He glanced at the driver at the front of the line of waiting cars. In the passenger’s seat sat a large, blond dog whose eyes followed his motion as he scurried in front of the sedan. The driver was looking down at something in her lap. Her long, wavy hair struck a familiar bell in his memories. She looked up long enough for him to notice the bright green color of her eyes before she broke eye contact and looked back down.
“There you go,” she said, freeing the chew toy from the cardboard and plastic casing. Queenie took the offered toy and held it motionless while she watched the man move out of sight down the track. Connie opened the box of puppy bones, grabbed two, and tossed the box behind her seat.
“That’s all you get until we get to the motel.” She glanced down the railroad track for as far as she could see. To the right, the hobo that crossed in front of her car was nearly out of sight down the tracks. He was ragged, but clean. There was a certain familiarity to his gait as he walked along the track.
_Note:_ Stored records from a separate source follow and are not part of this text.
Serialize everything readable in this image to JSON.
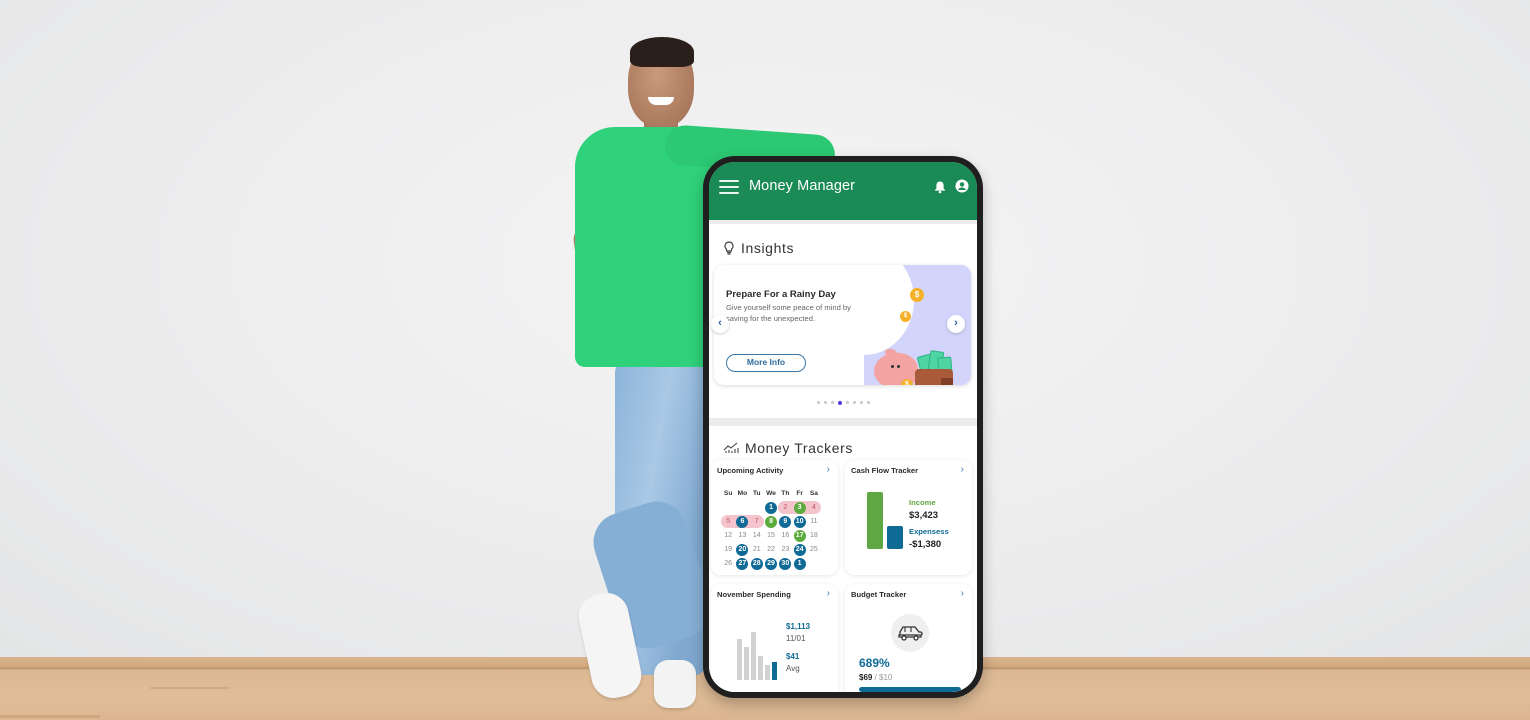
{
  "app": {
    "title": "Money Manager",
    "brand_color": "#1a8a57"
  },
  "insights": {
    "heading": "Insights",
    "card": {
      "title": "Prepare For a Rainy Day",
      "text": "Give yourself some peace of mind by saving for the unexpected.",
      "button_label": "More Info",
      "coin_symbol": "$"
    },
    "carousel": {
      "prev_glyph": "‹",
      "next_glyph": "›",
      "page_count": 8,
      "active_page": 4
    }
  },
  "trackers": {
    "heading": "Money Trackers",
    "chevron": "›",
    "upcoming": {
      "title": "Upcoming Activity",
      "weekdays": [
        "Su",
        "Mo",
        "Tu",
        "We",
        "Th",
        "Fr",
        "Sa"
      ],
      "weeks": [
        [
          {
            "d": ""
          },
          {
            "d": ""
          },
          {
            "d": ""
          },
          {
            "d": "1",
            "s": "blue"
          },
          {
            "d": "2",
            "s": "pink-l"
          },
          {
            "d": "3",
            "s": "green-pink"
          },
          {
            "d": "4",
            "s": "pink-r"
          }
        ],
        [
          {
            "d": "5",
            "s": "pink-l"
          },
          {
            "d": "6",
            "s": "blue-pink"
          },
          {
            "d": "7",
            "s": "pink-r"
          },
          {
            "d": "8",
            "s": "green"
          },
          {
            "d": "9",
            "s": "blue"
          },
          {
            "d": "10",
            "s": "blue"
          },
          {
            "d": "11"
          }
        ],
        [
          {
            "d": "12"
          },
          {
            "d": "13"
          },
          {
            "d": "14"
          },
          {
            "d": "15"
          },
          {
            "d": "16"
          },
          {
            "d": "17",
            "s": "green"
          },
          {
            "d": "18"
          }
        ],
        [
          {
            "d": "19"
          },
          {
            "d": "20",
            "s": "blue"
          },
          {
            "d": "21"
          },
          {
            "d": "22"
          },
          {
            "d": "23"
          },
          {
            "d": "24",
            "s": "blue"
          },
          {
            "d": "25"
          }
        ],
        [
          {
            "d": "26"
          },
          {
            "d": "27",
            "s": "blue"
          },
          {
            "d": "28",
            "s": "blue"
          },
          {
            "d": "29",
            "s": "blue"
          },
          {
            "d": "30",
            "s": "blue"
          },
          {
            "d": "1",
            "s": "blue"
          },
          {
            "d": ""
          }
        ]
      ]
    },
    "cashflow": {
      "title": "Cash Flow Tracker",
      "income_label": "Income",
      "income_value": "$3,423",
      "income_amount": 3423,
      "expenses_label": "Expensess",
      "expenses_value": "-$1,380",
      "expenses_amount": 1380,
      "income_color": "#5fa742",
      "expenses_color": "#0f6a95"
    },
    "spending": {
      "title": "November Spending",
      "peak_value": "$1,113",
      "peak_date": "11/01",
      "avg_value": "$41",
      "avg_label": "Avg",
      "bars_relative": [
        0.78,
        0.64,
        0.92,
        0.46,
        0.28,
        0.34
      ]
    },
    "budget": {
      "title": "Budget Tracker",
      "category_icon": "car-icon",
      "percent": "689%",
      "spent": "$69",
      "separator": " / ",
      "limit": "$10",
      "progress_fraction": 1.0
    }
  }
}
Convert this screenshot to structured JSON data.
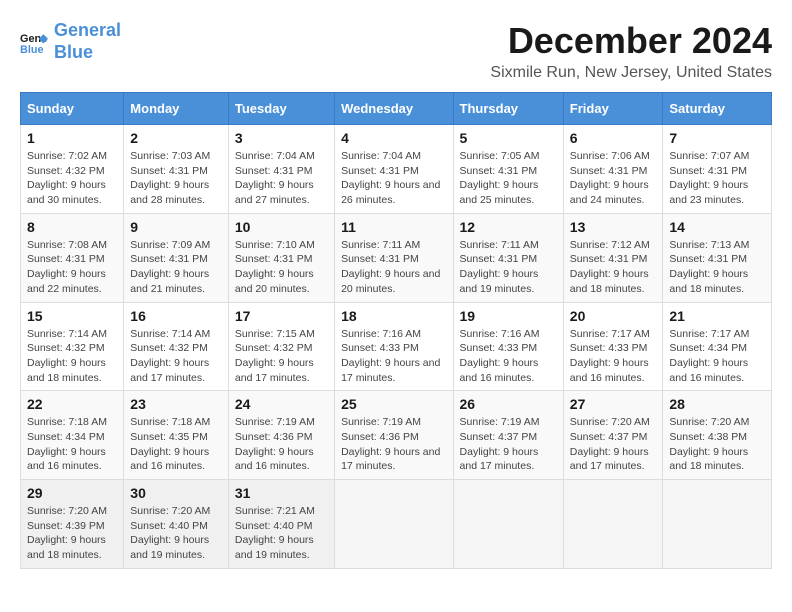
{
  "header": {
    "logo_line1": "General",
    "logo_line2": "Blue",
    "title": "December 2024",
    "subtitle": "Sixmile Run, New Jersey, United States"
  },
  "days_of_week": [
    "Sunday",
    "Monday",
    "Tuesday",
    "Wednesday",
    "Thursday",
    "Friday",
    "Saturday"
  ],
  "weeks": [
    [
      {
        "day": "1",
        "sunrise": "7:02 AM",
        "sunset": "4:32 PM",
        "daylight": "9 hours and 30 minutes."
      },
      {
        "day": "2",
        "sunrise": "7:03 AM",
        "sunset": "4:31 PM",
        "daylight": "9 hours and 28 minutes."
      },
      {
        "day": "3",
        "sunrise": "7:04 AM",
        "sunset": "4:31 PM",
        "daylight": "9 hours and 27 minutes."
      },
      {
        "day": "4",
        "sunrise": "7:04 AM",
        "sunset": "4:31 PM",
        "daylight": "9 hours and 26 minutes."
      },
      {
        "day": "5",
        "sunrise": "7:05 AM",
        "sunset": "4:31 PM",
        "daylight": "9 hours and 25 minutes."
      },
      {
        "day": "6",
        "sunrise": "7:06 AM",
        "sunset": "4:31 PM",
        "daylight": "9 hours and 24 minutes."
      },
      {
        "day": "7",
        "sunrise": "7:07 AM",
        "sunset": "4:31 PM",
        "daylight": "9 hours and 23 minutes."
      }
    ],
    [
      {
        "day": "8",
        "sunrise": "7:08 AM",
        "sunset": "4:31 PM",
        "daylight": "9 hours and 22 minutes."
      },
      {
        "day": "9",
        "sunrise": "7:09 AM",
        "sunset": "4:31 PM",
        "daylight": "9 hours and 21 minutes."
      },
      {
        "day": "10",
        "sunrise": "7:10 AM",
        "sunset": "4:31 PM",
        "daylight": "9 hours and 20 minutes."
      },
      {
        "day": "11",
        "sunrise": "7:11 AM",
        "sunset": "4:31 PM",
        "daylight": "9 hours and 20 minutes."
      },
      {
        "day": "12",
        "sunrise": "7:11 AM",
        "sunset": "4:31 PM",
        "daylight": "9 hours and 19 minutes."
      },
      {
        "day": "13",
        "sunrise": "7:12 AM",
        "sunset": "4:31 PM",
        "daylight": "9 hours and 18 minutes."
      },
      {
        "day": "14",
        "sunrise": "7:13 AM",
        "sunset": "4:31 PM",
        "daylight": "9 hours and 18 minutes."
      }
    ],
    [
      {
        "day": "15",
        "sunrise": "7:14 AM",
        "sunset": "4:32 PM",
        "daylight": "9 hours and 18 minutes."
      },
      {
        "day": "16",
        "sunrise": "7:14 AM",
        "sunset": "4:32 PM",
        "daylight": "9 hours and 17 minutes."
      },
      {
        "day": "17",
        "sunrise": "7:15 AM",
        "sunset": "4:32 PM",
        "daylight": "9 hours and 17 minutes."
      },
      {
        "day": "18",
        "sunrise": "7:16 AM",
        "sunset": "4:33 PM",
        "daylight": "9 hours and 17 minutes."
      },
      {
        "day": "19",
        "sunrise": "7:16 AM",
        "sunset": "4:33 PM",
        "daylight": "9 hours and 16 minutes."
      },
      {
        "day": "20",
        "sunrise": "7:17 AM",
        "sunset": "4:33 PM",
        "daylight": "9 hours and 16 minutes."
      },
      {
        "day": "21",
        "sunrise": "7:17 AM",
        "sunset": "4:34 PM",
        "daylight": "9 hours and 16 minutes."
      }
    ],
    [
      {
        "day": "22",
        "sunrise": "7:18 AM",
        "sunset": "4:34 PM",
        "daylight": "9 hours and 16 minutes."
      },
      {
        "day": "23",
        "sunrise": "7:18 AM",
        "sunset": "4:35 PM",
        "daylight": "9 hours and 16 minutes."
      },
      {
        "day": "24",
        "sunrise": "7:19 AM",
        "sunset": "4:36 PM",
        "daylight": "9 hours and 16 minutes."
      },
      {
        "day": "25",
        "sunrise": "7:19 AM",
        "sunset": "4:36 PM",
        "daylight": "9 hours and 17 minutes."
      },
      {
        "day": "26",
        "sunrise": "7:19 AM",
        "sunset": "4:37 PM",
        "daylight": "9 hours and 17 minutes."
      },
      {
        "day": "27",
        "sunrise": "7:20 AM",
        "sunset": "4:37 PM",
        "daylight": "9 hours and 17 minutes."
      },
      {
        "day": "28",
        "sunrise": "7:20 AM",
        "sunset": "4:38 PM",
        "daylight": "9 hours and 18 minutes."
      }
    ],
    [
      {
        "day": "29",
        "sunrise": "7:20 AM",
        "sunset": "4:39 PM",
        "daylight": "9 hours and 18 minutes."
      },
      {
        "day": "30",
        "sunrise": "7:20 AM",
        "sunset": "4:40 PM",
        "daylight": "9 hours and 19 minutes."
      },
      {
        "day": "31",
        "sunrise": "7:21 AM",
        "sunset": "4:40 PM",
        "daylight": "9 hours and 19 minutes."
      },
      null,
      null,
      null,
      null
    ]
  ],
  "labels": {
    "sunrise": "Sunrise:",
    "sunset": "Sunset:",
    "daylight": "Daylight:"
  }
}
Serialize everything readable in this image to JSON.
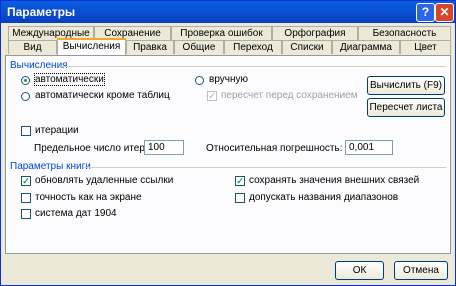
{
  "window": {
    "title": "Параметры",
    "help": "?",
    "close": "✕"
  },
  "tabs_row1": [
    "Международные",
    "Сохранение",
    "Проверка ошибок",
    "Орфография",
    "Безопасность"
  ],
  "tabs_row2": [
    "Вид",
    "Вычисления",
    "Правка",
    "Общие",
    "Переход",
    "Списки",
    "Диаграмма",
    "Цвет"
  ],
  "active_tab": "Вычисления",
  "calc": {
    "section": "Вычисления",
    "auto": "автоматически",
    "auto_except_tables": "автоматически кроме таблиц",
    "manual": "вручную",
    "recalc_before_save": "пересчет перед сохранением",
    "calc_now": "Вычислить (F9)",
    "calc_sheet": "Пересчет листа",
    "iterations": "итерации",
    "max_iter_label": "Предельное число итераций:",
    "max_iter_value": "100",
    "max_change_label": "Относительная погрешность:",
    "max_change_value": "0,001"
  },
  "workbook": {
    "section": "Параметры книги",
    "update_links": "обновлять удаленные ссылки",
    "precision_as_displayed": "точность как на экране",
    "date_1904": "система дат 1904",
    "save_external_values": "сохранять значения внешних связей",
    "accept_labels": "допускать названия диапазонов"
  },
  "buttons": {
    "ok": "ОК",
    "cancel": "Отмена"
  }
}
“No way,” she said aloud. “It couldn’t be him.” Queenie looked out of the passenger window as Connie spoke sensing something out of the ordinary in her mistress’s voice.
Connie glanced at the map and put the car into gear. “It’s another fourteen miles before we get to the motel,” she told her canine passengers as the wind rocked the car. “We need to get somewhere safe before this storm hits.”
© 2017 Peg Cole